■ **ACTIVITY**:
Find the string "seeing" in the records and copy each line where it occurs.

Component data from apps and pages
BEGIN

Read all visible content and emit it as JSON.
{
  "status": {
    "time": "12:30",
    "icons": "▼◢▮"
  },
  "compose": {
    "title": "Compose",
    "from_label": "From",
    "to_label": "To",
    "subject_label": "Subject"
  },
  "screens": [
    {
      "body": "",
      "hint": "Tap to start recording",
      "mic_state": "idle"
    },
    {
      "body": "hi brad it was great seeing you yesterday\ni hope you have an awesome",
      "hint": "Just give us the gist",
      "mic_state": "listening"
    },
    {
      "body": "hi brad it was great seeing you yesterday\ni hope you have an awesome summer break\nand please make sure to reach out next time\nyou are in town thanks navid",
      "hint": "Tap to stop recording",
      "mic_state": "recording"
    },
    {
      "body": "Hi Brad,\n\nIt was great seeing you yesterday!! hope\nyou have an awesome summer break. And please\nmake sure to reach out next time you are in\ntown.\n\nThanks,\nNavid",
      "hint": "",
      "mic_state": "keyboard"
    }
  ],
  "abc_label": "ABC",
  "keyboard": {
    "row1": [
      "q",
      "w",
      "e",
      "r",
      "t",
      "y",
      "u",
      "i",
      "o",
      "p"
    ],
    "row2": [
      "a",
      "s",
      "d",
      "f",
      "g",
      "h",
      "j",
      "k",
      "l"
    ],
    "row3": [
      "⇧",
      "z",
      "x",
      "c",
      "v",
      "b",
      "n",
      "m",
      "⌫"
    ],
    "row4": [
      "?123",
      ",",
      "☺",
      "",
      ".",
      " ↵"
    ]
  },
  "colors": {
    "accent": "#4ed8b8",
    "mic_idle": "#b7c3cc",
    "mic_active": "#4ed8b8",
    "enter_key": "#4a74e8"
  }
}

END

■ **EXERCISE RESPONSE**:
      "body": "hi brad it was great seeing you yesterday\ni hope you have an awesome",
      "body": "hi brad it was great seeing you yesterday\ni hope you have an awesome summer break\nand please make sure to reach out next time\nyou are in town thanks navid",
      "body": "Hi Brad,\n\nIt was great seeing you yesterday!! hope\nyou have an awesome summer break. And please\nmake sure to reach out next time you are in\ntown.\n\nThanks,\nNavid",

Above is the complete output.